In 1 Thessalonians 4:9–10 Paul encourages the church at Thessalonica to pursue “brotherly love.” What is brotherly love? The noun used here (φιλαδελφία) was only used for literal family relationships before the Christian community began to use it as a metaphor for members of their community (EDNT, 4:434). The only exception appears to be 2 Macc 15:14, the word appears to refer to a fraternal relationship of all Israel. In 4 Maccabees 13:23, 26, 14:1 the word refers to the mutual love between seven brothers who all suffer instead of reject their Jewish traditions.
The Greeks considered the relationship between brothers to be of primary importance, Plutarch used the term “brotherly love” to describe the proper relationship between brothers.
Plutarch, De fraterno amore 2 …where there is an unanimous accordance amongst brothers, the family thrives and flourishes, and friends and acquaintance, like a well furnished choir, in all their actions, words, and thoughts maintain a delightful harmony. “But jarring feuds advance the worst of men.”
Plutarch, De fraterno amore 15 Brothers should not be like the scales of a balance, the one rising upon the other’s sinking; but rather like numbers in arithmetic, the lesser and greater mutually helping and improving each other.

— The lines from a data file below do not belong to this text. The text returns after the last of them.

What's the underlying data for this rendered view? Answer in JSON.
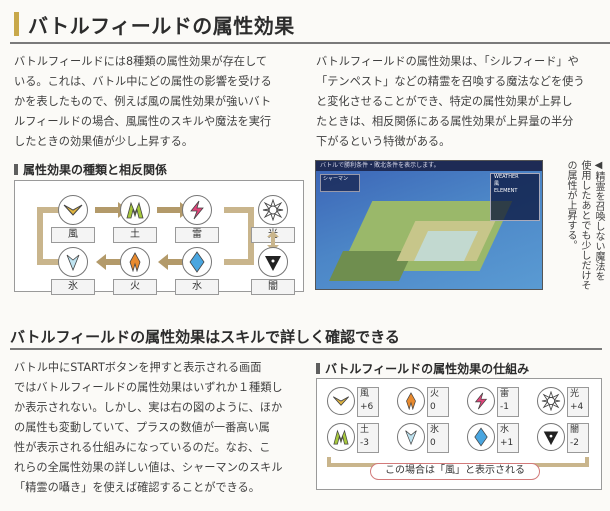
{
  "header": {
    "title": "バトルフィールドの属性効果"
  },
  "intro": {
    "left_lines": [
      "バトルフィールドには8種類の属性効果が存在して",
      "いる。これは、バトル中にどの属性の影響を受ける",
      "かを表したもので、例えば風の属性効果が強いバト",
      "ルフィールドの場合、風属性のスキルや魔法を実行",
      "したときの効果値が少し上昇する。"
    ],
    "right_lines": [
      "バトルフィールドの属性効果は、「シルフィード」や",
      "「テンペスト」などの精霊を召喚する魔法などを使う",
      "と変化させることができ、特定の属性効果が上昇し",
      "たときは、相反関係にある属性効果が上昇量の半分",
      "下がるという特徴がある。"
    ]
  },
  "relations": {
    "heading": "属性効果の種類と相反関係",
    "elements": [
      {
        "label": "風",
        "icon": "wind-icon"
      },
      {
        "label": "土",
        "icon": "earth-icon"
      },
      {
        "label": "雷",
        "icon": "thunder-icon"
      },
      {
        "label": "光",
        "icon": "light-icon"
      },
      {
        "label": "氷",
        "icon": "ice-icon"
      },
      {
        "label": "火",
        "icon": "fire-icon"
      },
      {
        "label": "水",
        "icon": "water-icon"
      },
      {
        "label": "闇",
        "icon": "dark-icon"
      }
    ]
  },
  "screenshot": {
    "top_text": "バトルで勝利条件・敗北条件を表示します。",
    "panel_lines": [
      "WEATHER",
      "風",
      "ELEMENT"
    ],
    "unit_label": "シャーマン"
  },
  "caption": "◀精霊を召喚しない魔法を使用したあとでも少しだけその属性が上昇する。",
  "section2": {
    "title": "バトルフィールドの属性効果はスキルで詳しく確認できる",
    "lines": [
      "バトル中にSTARTボタンを押すと表示される画面",
      "ではバトルフィールドの属性効果はいずれか１種類し",
      "か表示されない。しかし、実は右の図のように、ほか",
      "の属性も変動していて、プラスの数値が一番高い属",
      "性が表示される仕組みになっているのだ。なお、こ",
      "れらの全属性効果の詳しい値は、シャーマンのスキル",
      "「精霊の囁き」を使えば確認することができる。"
    ]
  },
  "mechanism": {
    "heading": "バトルフィールドの属性効果の仕組み",
    "cells": [
      {
        "name": "風",
        "value": "+6",
        "icon": "wind-icon"
      },
      {
        "name": "火",
        "value": "0",
        "icon": "fire-icon"
      },
      {
        "name": "雷",
        "value": "-1",
        "icon": "thunder-icon"
      },
      {
        "name": "光",
        "value": "+4",
        "icon": "light-icon"
      },
      {
        "name": "土",
        "value": "-3",
        "icon": "earth-icon"
      },
      {
        "name": "氷",
        "value": "0",
        "icon": "ice-icon"
      },
      {
        "name": "水",
        "value": "+1",
        "icon": "water-icon"
      },
      {
        "name": "闇",
        "value": "-2",
        "icon": "dark-icon"
      }
    ],
    "note": "この場合は「風」と表示される"
  },
  "colors": {
    "accent": "#c8a84a",
    "arrow": "#b39a6a",
    "pill_border": "#d27a7a"
  }
}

Plutarch, De fraterno amore 21 Again, it is highly commendable in him to have the highest esteem and honor for his brother’s wife, reputing and honoring her as the most sacred of all his brother’s sacred treasures, and thus to do honor to him
Based on the teaching of Jesus, the earliest believers referred to themselves as “brothers and sisters.” In Mark 3:3 Jesus indicates that his “brothers and sisters” are those who hear and obey his words. If those who followed Jesus faced rejection from their families, it is possible that Jesus intended his followers to be a new “family.” On the other hand, the family of Jesus may be an allusion to the larger theme of a New Israel among the followers of Jesus. In Acts 2:29 Peter addresses a Jewish crowd as “brothers,” meaning “fellow Jews.” So too Paul in Acts 22:1; 23:1.
Paul’s use of the term “brother” and “brotherly love” bears additional theological weight. By accepting Christ, we are adopted into the family of God, God is our father. This makes each person that has accepted Christ as their savior a brother or sister in Christ. This new family in Christ is the foundation for many of Paul’s commands (cf., Rom 12:10; other Christian ethical instruction begins the same way (Heb 13:1; 1 Pet 1:22; 2 Pet 1:7; 1 Clem 48:1). He urges his readers to please God by treating each other like brothers and sisters.
If the church lives in brotherly love, then the father is pleased and honored. For the Greek world, nothing dishonors the parent more that children who do not display proper affection for one another and feud. If Plutarch could say “jarring feuds advance the worst of men,” how might he describe the sort of angry disputes which plague most modern churches?